Sunday, August 22, 2010

Intensely Strawberry

Jamming at Home

I like to think of myself as the type of person who would enjoy making her own jam.  But the truth is that I’ve never made traditional jam of any kind, nor have I canned a single thing.  I love to cook, but I haven’t gotten into the old/new-fashioned habit of putting things up in jars.  My style is more cook-and-eat-as-I-go.

I think there are two things that contribute to my lack of effort in the jam department.  One is that I’m not a gardener.  I love gardens deeply, but I don’t have one to call my own, or even one that I share with others.  Right now I don’t even have a plant because I gave them all away when I moved to Texas last fall.  It was very hard to give away my plants, but I just didn’t have the means to take them with me.  I still miss those plants.

The other thing that gets in the way of a jam session is that I am incredibly greedy about fresh fruit.  When the fruit is at its peak of freshness, I see no reason, no reason at all, to apply heat of any kind to it.  I just want to eat it raw, dripping with juice and sun-kissed flavor, until the last days of summer have faded into the smoky evening nights of autumn.

But here’s the kicker: I love jams, jellies, and fruit preserves.  I like their intensity, the way they make a piece of buttered toast feel like something special.  I like their versatility too—use them as condiments at the table or use them in cooking or baking for a burst of sticky fruity flavor.  Perhaps it wasn’t surprising, then, that when my eyes landed on a recipe for “Fresh Fruit Jam” in Ani Phyo’s latest book, I could not stop thinking about it.  And once I’d made a batch, I could not stop making fresh fruit jam.

Ani’s recipe is ridiculously easy: 1 cup of your favorite fruit, 1/4 cup of pitted Medjool dates, a few minutes in the food processor, and ooh—fresh fruit jam!  The dates add that sticky sweetness that fruit usually acquires with the help of sugar, pectin, and some heat.  But Ani’s recipe is so much easier than that—no heat, two ingredients, and just a spoon and the food processor to clean.  I’ve been making strawberry jam using frozen organic strawberries, which solves the fresh fruit issue I mentioned earlier.  I measure out about a cup of frozen strawberries into a glass measuring cup, let them thaw, and then pour everything—berries and juice—into the processor along with three fresh dates, pitted and chopped.
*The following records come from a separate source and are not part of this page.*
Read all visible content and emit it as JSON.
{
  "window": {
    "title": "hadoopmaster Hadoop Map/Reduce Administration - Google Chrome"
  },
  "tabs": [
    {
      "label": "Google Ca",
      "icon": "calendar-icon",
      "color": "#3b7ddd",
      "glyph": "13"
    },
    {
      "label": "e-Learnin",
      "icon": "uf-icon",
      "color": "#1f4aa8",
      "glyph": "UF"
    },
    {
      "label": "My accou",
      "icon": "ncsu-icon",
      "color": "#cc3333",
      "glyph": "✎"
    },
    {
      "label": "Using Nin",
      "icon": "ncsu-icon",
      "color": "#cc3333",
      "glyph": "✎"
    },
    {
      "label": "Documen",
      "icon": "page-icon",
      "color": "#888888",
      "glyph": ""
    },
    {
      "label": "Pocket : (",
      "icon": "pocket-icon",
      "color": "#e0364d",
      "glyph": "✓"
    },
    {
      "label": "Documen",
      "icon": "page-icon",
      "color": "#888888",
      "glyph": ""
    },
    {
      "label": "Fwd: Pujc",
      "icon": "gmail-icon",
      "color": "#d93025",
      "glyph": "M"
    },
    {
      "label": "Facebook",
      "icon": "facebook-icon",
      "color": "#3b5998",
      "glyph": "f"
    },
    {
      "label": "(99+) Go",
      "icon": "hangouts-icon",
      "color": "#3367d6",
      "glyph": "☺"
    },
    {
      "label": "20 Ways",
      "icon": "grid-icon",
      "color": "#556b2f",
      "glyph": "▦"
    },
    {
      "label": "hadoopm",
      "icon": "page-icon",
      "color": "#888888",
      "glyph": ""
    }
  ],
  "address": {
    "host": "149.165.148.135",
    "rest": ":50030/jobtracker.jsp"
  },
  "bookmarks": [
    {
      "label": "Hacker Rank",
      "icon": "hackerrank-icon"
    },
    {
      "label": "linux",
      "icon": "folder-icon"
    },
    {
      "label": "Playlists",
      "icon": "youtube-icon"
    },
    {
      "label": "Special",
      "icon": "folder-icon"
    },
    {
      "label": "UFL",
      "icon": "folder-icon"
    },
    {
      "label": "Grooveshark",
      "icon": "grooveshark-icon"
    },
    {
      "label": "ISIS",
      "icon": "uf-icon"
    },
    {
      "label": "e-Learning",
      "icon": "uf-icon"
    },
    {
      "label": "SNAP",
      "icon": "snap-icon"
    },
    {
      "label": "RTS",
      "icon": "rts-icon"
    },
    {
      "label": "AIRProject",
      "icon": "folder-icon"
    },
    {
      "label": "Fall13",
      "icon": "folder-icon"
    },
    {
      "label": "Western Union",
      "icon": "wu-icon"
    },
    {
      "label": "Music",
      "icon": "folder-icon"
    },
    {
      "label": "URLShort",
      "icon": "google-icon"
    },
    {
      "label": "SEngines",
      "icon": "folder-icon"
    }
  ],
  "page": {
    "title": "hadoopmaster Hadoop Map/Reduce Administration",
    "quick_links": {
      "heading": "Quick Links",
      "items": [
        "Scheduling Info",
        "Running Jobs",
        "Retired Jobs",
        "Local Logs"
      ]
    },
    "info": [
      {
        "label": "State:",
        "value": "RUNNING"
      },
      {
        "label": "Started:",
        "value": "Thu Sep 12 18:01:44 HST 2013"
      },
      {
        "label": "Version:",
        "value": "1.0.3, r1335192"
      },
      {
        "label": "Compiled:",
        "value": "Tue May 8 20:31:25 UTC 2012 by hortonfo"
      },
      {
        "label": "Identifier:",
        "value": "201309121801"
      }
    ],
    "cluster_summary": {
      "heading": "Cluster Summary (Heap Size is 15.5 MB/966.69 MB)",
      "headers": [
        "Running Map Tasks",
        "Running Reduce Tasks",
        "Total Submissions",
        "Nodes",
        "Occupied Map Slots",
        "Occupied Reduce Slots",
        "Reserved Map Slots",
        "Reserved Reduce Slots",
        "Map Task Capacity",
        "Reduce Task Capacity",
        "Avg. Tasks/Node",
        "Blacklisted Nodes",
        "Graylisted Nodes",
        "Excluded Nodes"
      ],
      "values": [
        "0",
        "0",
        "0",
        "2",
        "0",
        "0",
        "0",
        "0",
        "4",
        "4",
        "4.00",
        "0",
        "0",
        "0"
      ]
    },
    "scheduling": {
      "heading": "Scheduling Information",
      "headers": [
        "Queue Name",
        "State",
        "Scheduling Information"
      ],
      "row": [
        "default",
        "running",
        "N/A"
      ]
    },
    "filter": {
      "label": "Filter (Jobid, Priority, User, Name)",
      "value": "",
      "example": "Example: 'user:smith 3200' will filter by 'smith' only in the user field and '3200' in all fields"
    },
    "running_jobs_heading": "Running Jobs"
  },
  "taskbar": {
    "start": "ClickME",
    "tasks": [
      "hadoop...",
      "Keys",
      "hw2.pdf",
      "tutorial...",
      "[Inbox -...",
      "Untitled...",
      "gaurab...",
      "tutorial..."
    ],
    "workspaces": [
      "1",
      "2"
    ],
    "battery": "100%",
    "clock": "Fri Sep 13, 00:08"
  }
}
My strawberry jam is almost addictively good.  It’s a little sweet, a little tart, and intensely strawberry.  The texture is softer and looser than a traditional jam, but it’s too thick to call it a sauce.  I’d say it’s somewhere between jam and sauce.  I like to spoon it over my bowls of overnight oatmeal or dollop it on top of Carr’s crackers spread with ricotta cheese.  It makes for a great afternoon snack or a bite to eat before a good work-out.  It’s also good straight off the spoon, which I consider to be the cook’s treat after making a new batch of jam.  It’s called taste testing, and I highly recommend it. 

Check Out That Jam!

Fresh Strawberry Jam

From Ani’s Raw Food Essentials by Ani Phyo

Makes about 1 cup

In my kitchen, this jam keeps well for at least a week.

1 cup frozen strawberries, thawed

1/4 cup chopped and pitted fresh Medjool dates

1)  Add strawberries and dates to the bowl of a food processor.  Blend them together until the consistency becomes thick and a little jammy.  You can stop when the dates are still in larger chunks or process for a longer time to get a more even consistency.

2)  Spoon the jam into a jar, seal the jar with a lid, and store it in the fridge.


Shannon said...

i think ricotta needs to be a more common purchase for me ;) i bet it would be awesome with the goat cheese i always have on hand too! love the simplicity of this recipe! i've never tried canning, and i so often just eat summer fruit :)

Rosiecat said...

Yes, that's a great idea! I bet it would be really tasty with a goat cheese that isn't too sour--just enough tang to give you some contrast with the sweetness of the fruit.

My biggest problem is remembering to EAT the ricotta I bought. I've been doing pretty well this summer though :-)

Happy Monday, Shannon.

Laurie said...

Wow, that jam looks great! It reminds me of the freezer jam my grandmother made. It looks like it has a similar consistency, which made it great for English muffins. The jam would just ooze down in to all those nooks and crannies. Darn, I just ate breakfast and now I'm craving jam. Guess I'll have to head over to the park and snitch some fresh blackberries for Rose-Ani jam.

Rosiecat said...

Come on, Laurie! Give in to your jam craving! Now I'm craving an English muffin, toasted and buttered and topped with fresh jam. Mmm! I love that this recipe reminds you of your grandmother's :-)

And is it hopelessly narcissistic that I love the name Rose-Ani jam? Yeah, I guess it is, but I still love it.